• [Activity] Set the listing down again, exactly as it stands below.

--- START ---

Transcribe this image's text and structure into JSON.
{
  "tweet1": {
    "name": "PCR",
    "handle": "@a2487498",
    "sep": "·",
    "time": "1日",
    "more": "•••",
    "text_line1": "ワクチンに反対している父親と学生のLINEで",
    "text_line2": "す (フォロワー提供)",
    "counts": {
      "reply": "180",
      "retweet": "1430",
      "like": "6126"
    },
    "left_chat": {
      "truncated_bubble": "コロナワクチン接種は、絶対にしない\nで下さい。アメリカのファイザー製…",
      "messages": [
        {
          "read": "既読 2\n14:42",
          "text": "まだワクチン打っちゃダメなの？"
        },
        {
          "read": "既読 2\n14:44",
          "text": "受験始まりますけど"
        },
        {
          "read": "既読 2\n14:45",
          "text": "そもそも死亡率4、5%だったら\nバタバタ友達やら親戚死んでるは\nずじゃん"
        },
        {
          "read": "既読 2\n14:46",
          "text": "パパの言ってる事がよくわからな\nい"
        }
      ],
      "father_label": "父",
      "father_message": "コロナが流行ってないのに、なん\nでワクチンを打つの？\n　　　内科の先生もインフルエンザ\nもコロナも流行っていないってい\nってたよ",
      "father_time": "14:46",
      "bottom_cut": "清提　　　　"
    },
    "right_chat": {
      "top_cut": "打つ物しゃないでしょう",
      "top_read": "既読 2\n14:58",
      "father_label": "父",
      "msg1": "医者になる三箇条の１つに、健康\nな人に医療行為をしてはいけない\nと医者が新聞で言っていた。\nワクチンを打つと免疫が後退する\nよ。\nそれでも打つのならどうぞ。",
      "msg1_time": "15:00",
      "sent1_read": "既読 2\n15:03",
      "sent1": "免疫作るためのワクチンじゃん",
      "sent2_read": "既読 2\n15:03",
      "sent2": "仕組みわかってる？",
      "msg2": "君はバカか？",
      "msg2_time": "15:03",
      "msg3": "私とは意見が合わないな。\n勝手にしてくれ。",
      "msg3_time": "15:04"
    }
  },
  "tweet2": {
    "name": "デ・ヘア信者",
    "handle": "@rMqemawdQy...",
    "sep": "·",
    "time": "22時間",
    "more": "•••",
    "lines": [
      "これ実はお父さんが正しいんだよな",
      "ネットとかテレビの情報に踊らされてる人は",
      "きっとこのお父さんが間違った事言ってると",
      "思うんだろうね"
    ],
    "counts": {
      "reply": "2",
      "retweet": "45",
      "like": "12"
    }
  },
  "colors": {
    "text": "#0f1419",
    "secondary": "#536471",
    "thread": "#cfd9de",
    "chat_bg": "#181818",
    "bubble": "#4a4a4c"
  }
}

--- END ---

• [Task solution]
Transcribe this image's text and structure into JSON.
{
  "tweet1": {
    "name": "PCR",
    "handle": "@a2487498",
    "sep": "·",
    "time": "1日",
    "more": "•••",
    "text_line1": "ワクチンに反対している父親と学生のLINEで",
    "text_line2": "す (フォロワー提供)",
    "counts": {
      "reply": "180",
      "retweet": "1430",
      "like": "6126"
    },
    "left_chat": {
      "truncated_bubble": "コロナワクチン接種は、絶対にしない\nで下さい。アメリカのファイザー製…",
      "messages": [
        {
          "read": "既読 2\n14:42",
          "text": "まだワクチン打っちゃダメなの？"
        },
        {
          "read": "既読 2\n14:44",
          "text": "受験始まりますけど"
        },
        {
          "read": "既読 2\n14:45",
          "text": "そもそも死亡率4、5%だったら\nバタバタ友達やら親戚死んでるは\nずじゃん"
        },
        {
          "read": "既読 2\n14:46",
          "text": "パパの言ってる事がよくわからな\nい"
        }
      ],
      "father_label": "父",
      "father_message": "コロナが流行ってないのに、なん\nでワクチンを打つの？\n　　　内科の先生もインフルエンザ\nもコロナも流行っていないってい\nってたよ",
      "father_time": "14:46",
      "bottom_cut": "清提　　　　"
    },
    "right_chat": {
      "top_cut": "打つ物しゃないでしょう",
      "top_read": "既読 2\n14:58",
      "father_label": "父",
      "msg1": "医者になる三箇条の１つに、健康\nな人に医療行為をしてはいけない\nと医者が新聞で言っていた。\nワクチンを打つと免疫が後退する\nよ。\nそれでも打つのならどうぞ。",
      "msg1_time": "15:00",
      "sent1_read": "既読 2\n15:03",
      "sent1": "免疫作るためのワクチンじゃん",
      "sent2_read": "既読 2\n15:03",
      "sent2": "仕組みわかってる？",
      "msg2": "君はバカか？",
      "msg2_time": "15:03",
      "msg3": "私とは意見が合わないな。\n勝手にしてくれ。",
      "msg3_time": "15:04"
    }
  },
  "tweet2": {
    "name": "デ・ヘア信者",
    "handle": "@rMqemawdQy...",
    "sep": "·",
    "time": "22時間",
    "more": "•••",
    "lines": [
      "これ実はお父さんが正しいんだよな",
      "ネットとかテレビの情報に踊らされてる人は",
      "きっとこのお父さんが間違った事言ってると",
      "思うんだろうね"
    ],
    "counts": {
      "reply": "2",
      "retweet": "45",
      "like": "12"
    }
  },
  "colors": {
    "text": "#0f1419",
    "secondary": "#536471",
    "thread": "#cfd9de",
    "chat_bg": "#181818",
    "bubble": "#4a4a4c"
  }
}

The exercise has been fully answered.